> chris <csrl <at>> writes:
> > I would be interested to understand the intended purpose of the
> > length operator for tables then.  As I see it, you have to know that
> > the table is a sequence in order to find the length operator useful.
> Yes (but of course, it's the usual case that one does know how one's
> data structures are structured ... :)

Not in the context I'm working within.  The issue nearly becomes a mute point if
one knows the data structure, and so wouldn't be under discussion.

> > If you know it is a sequence, that means you could have already
> > tracked the length manually
> Sure, you _could_, but why would you want to, when the # operator does
> the right thing, and is more convenient (and in many cases more
> efficient)?

Because one already has to track the length in the case that an index might be
assigned nil.  As such there is no benefit to having the efficiencies of the
length operator if that is ever a possibility.  This discussion wouldn't be
taking place if we were all working only with sequences.  As I mentioned in
another post, because the table.* functions want to work only with sequences, it
makes better sense to expose the sequence length through a table.len() function
to avoid this type of confusion.

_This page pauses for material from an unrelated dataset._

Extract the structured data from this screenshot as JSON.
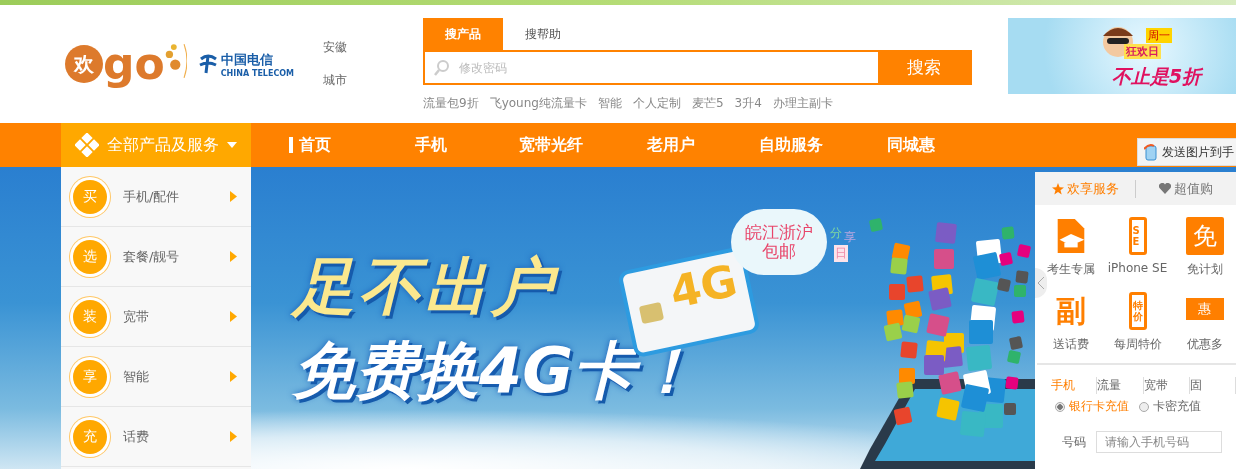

At this point I think I've said everything pertinent to where I'm coming from,
and anything else is just going to be point counter point.

Thanks for the responses.  I hope at some time this particular area will flesh
out.  Lua 5.2 is allowing us to do some very cool things out of the box.